Holt suggested marketers don’t spend enough time in the shoes of their customers. “Marketers have a bad habit of consuming insights but in the four walls of the organisation,” he said. “You have to get involved in the actual customer communities you serve. All the other stuff quantifies and helps shape things.”
Westfield’s approach was to create rapid prototypes, which teams would take into the malls almost daily to test with customers. In Pearson’s view, it’s not about what customers are saying they want, it’s what’s happening with them.
“The job of a marketer should be to make inferences about what to do about that. That’s much more complex,” he said. “Marketers are trying to find an exacting answer in data and research that help you make a decision without reason. It’s nonsense – we should be taking more risks in the intuitive part of marketing. Data should help you make more intuitive decisions faster, but not make the decisions for you.”
Holt’s answer is to give marketing teams the permission to act like customers when they come into work.
“That’s often lacking because of this construct of showing me the data, analytics, and what’s driving that action,” he claimed. “Have a conversation outside the organisation with five people at a bar about what you’re selling, and you’re going to get a much better outcome.”
Building the value proposition
Batistich added the companies he consults to now spend too much of their time on ‘what’ instead of the ‘so what’.
“That’s the most important stage of then moving into ‘now what’,” he said. “Amazon on its key platform does 200 tests per day – many organisations only do a few tests per year.”
Batistich also pointed to work recently done by Dr Peter Fuda that claimed organisations are completely misaligned to be customer focused and operate coherently. “For me, it’s how we better align conflicting agendas across organisations,” he said.
Relying on a burning platform to achieve this never works, Batistich claimed. “Rather, transform a burning platform into a burning ambition,” he advised.
“What does the future look like and how do we take people into that future in a safe, rewarding, learning, progressive state? It might sound like motherhood, but I spent a lot of time aligning my c-suite peers to enable my teams to run our programs through the organisation and ultimately deliver to customers.”
Pearson also believed too many marketers are struggling to facilitate around an organisation’s value proposition.
“If you can’t shape the way an organisation needs to change the way it delivers services, then the role of the marketer to market it is extremely difficult,” he pointed out. “It’s where our business is struggling –there’s this force of resistance from the business that says I’m not willing to give up my power to execute on the strategy because I don’t think it’s where we should be.
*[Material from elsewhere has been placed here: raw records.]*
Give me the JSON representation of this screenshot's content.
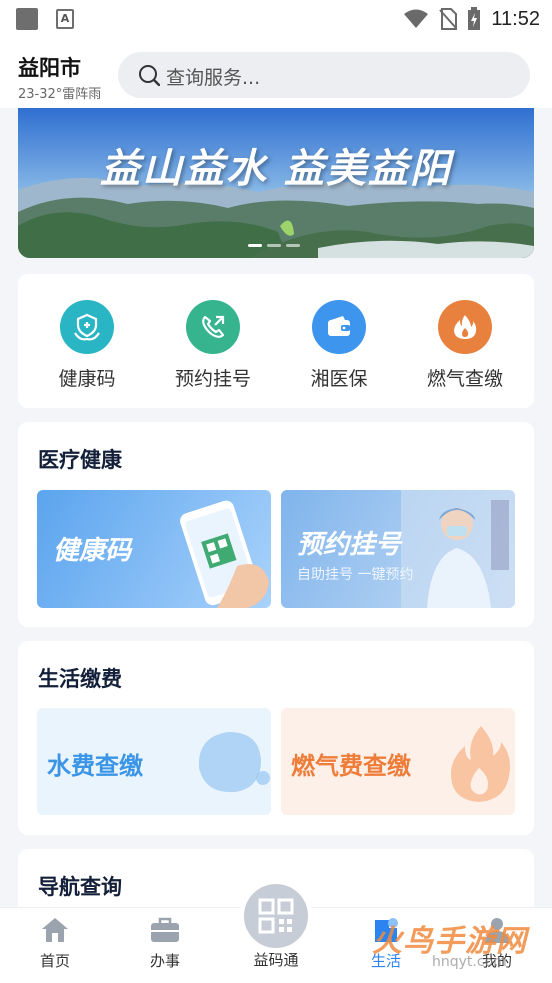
{
  "status_bar": {
    "time": "11:52",
    "icons": [
      "gallery-square-icon",
      "a-notification-icon",
      "wifi-icon",
      "no-sim-icon",
      "battery-charging-icon"
    ]
  },
  "header": {
    "city": "益阳市",
    "weather": "23-32°雷阵雨",
    "search_placeholder": "查询服务..."
  },
  "banner": {
    "slogan": "益山益水 益美益阳",
    "slide_count": 3,
    "active_slide": 1
  },
  "quick_services": [
    {
      "label": "健康码",
      "icon": "health-hands-icon",
      "color": "#2ab5c4"
    },
    {
      "label": "预约挂号",
      "icon": "phone-call-icon",
      "color": "#36b48e"
    },
    {
      "label": "湘医保",
      "icon": "wallet-icon",
      "color": "#3d95ee"
    },
    {
      "label": "燃气查缴",
      "icon": "flame-icon",
      "color": "#e8803e"
    }
  ],
  "medical": {
    "title": "医疗健康",
    "tiles": [
      {
        "title": "健康码",
        "subtitle": ""
      },
      {
        "title": "预约挂号",
        "subtitle": "自助挂号 一键预约"
      }
    ]
  },
  "life": {
    "title": "生活缴费",
    "tiles": [
      {
        "title": "水费查缴",
        "color": "#3b95e6"
      },
      {
        "title": "燃气费查缴",
        "color": "#ef7d3a"
      }
    ]
  },
  "nav_section": {
    "title": "导航查询"
  },
  "bottom_nav": {
    "items": [
      {
        "label": "首页",
        "icon": "home-icon",
        "active": false
      },
      {
        "label": "办事",
        "icon": "briefcase-icon",
        "active": false
      },
      {
        "label": "益码通",
        "icon": "qr-code-icon",
        "active": false
      },
      {
        "label": "生活",
        "icon": "life-icon",
        "active": true
      },
      {
        "label": "我的",
        "icon": "user-icon",
        "active": false
      }
    ]
  },
  "watermark": {
    "text": "火鸟手游网",
    "url_text": "hnqyt.com"
  }
}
“As a skillset inside the marketing organisation, that means you need a greater focus on who’s bridging the gap between making the promise to the customer, and getting the business to execute differently to what it’s doing today.”